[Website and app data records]
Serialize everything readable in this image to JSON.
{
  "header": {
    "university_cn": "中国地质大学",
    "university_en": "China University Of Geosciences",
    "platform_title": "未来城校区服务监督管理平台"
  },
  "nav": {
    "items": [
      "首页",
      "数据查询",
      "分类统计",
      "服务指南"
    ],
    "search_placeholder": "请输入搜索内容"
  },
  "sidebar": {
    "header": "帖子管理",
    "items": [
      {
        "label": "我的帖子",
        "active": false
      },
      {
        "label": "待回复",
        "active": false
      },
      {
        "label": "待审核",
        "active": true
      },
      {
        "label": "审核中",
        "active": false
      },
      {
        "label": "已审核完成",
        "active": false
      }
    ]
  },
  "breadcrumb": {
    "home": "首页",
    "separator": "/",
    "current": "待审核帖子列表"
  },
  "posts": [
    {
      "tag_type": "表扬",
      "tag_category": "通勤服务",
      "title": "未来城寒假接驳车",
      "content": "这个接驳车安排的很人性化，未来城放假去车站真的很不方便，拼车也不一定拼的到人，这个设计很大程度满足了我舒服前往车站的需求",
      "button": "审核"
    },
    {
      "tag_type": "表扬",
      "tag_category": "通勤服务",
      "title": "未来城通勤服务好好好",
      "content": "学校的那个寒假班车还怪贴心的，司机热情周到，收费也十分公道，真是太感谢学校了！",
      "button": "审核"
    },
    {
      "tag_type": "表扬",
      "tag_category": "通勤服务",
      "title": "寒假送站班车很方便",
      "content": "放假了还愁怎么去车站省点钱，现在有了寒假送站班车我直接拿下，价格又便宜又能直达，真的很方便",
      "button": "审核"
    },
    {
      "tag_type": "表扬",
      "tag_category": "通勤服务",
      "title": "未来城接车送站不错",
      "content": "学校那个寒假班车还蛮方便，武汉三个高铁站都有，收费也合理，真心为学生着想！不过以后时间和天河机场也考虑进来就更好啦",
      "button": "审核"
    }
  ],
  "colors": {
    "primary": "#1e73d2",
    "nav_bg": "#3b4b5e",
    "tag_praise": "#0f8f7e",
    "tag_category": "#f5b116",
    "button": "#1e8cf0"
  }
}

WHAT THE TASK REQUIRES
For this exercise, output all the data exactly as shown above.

OUTPUT FOR THIS TASK
Serialize everything readable in this image to JSON.
{
  "header": {
    "university_cn": "中国地质大学",
    "university_en": "China University Of Geosciences",
    "platform_title": "未来城校区服务监督管理平台"
  },
  "nav": {
    "items": [
      "首页",
      "数据查询",
      "分类统计",
      "服务指南"
    ],
    "search_placeholder": "请输入搜索内容"
  },
  "sidebar": {
    "header": "帖子管理",
    "items": [
      {
        "label": "我的帖子",
        "active": false
      },
      {
        "label": "待回复",
        "active": false
      },
      {
        "label": "待审核",
        "active": true
      },
      {
        "label": "审核中",
        "active": false
      },
      {
        "label": "已审核完成",
        "active": false
      }
    ]
  },
  "breadcrumb": {
    "home": "首页",
    "separator": "/",
    "current": "待审核帖子列表"
  },
  "posts": [
    {
      "tag_type": "表扬",
      "tag_category": "通勤服务",
      "title": "未来城寒假接驳车",
      "content": "这个接驳车安排的很人性化，未来城放假去车站真的很不方便，拼车也不一定拼的到人，这个设计很大程度满足了我舒服前往车站的需求",
      "button": "审核"
    },
    {
      "tag_type": "表扬",
      "tag_category": "通勤服务",
      "title": "未来城通勤服务好好好",
      "content": "学校的那个寒假班车还怪贴心的，司机热情周到，收费也十分公道，真是太感谢学校了！",
      "button": "审核"
    },
    {
      "tag_type": "表扬",
      "tag_category": "通勤服务",
      "title": "寒假送站班车很方便",
      "content": "放假了还愁怎么去车站省点钱，现在有了寒假送站班车我直接拿下，价格又便宜又能直达，真的很方便",
      "button": "审核"
    },
    {
      "tag_type": "表扬",
      "tag_category": "通勤服务",
      "title": "未来城接车送站不错",
      "content": "学校那个寒假班车还蛮方便，武汉三个高铁站都有，收费也合理，真心为学生着想！不过以后时间和天河机场也考虑进来就更好啦",
      "button": "审核"
    }
  ],
  "colors": {
    "primary": "#1e73d2",
    "nav_bg": "#3b4b5e",
    "tag_praise": "#0f8f7e",
    "tag_category": "#f5b116",
    "button": "#1e8cf0"
  }
}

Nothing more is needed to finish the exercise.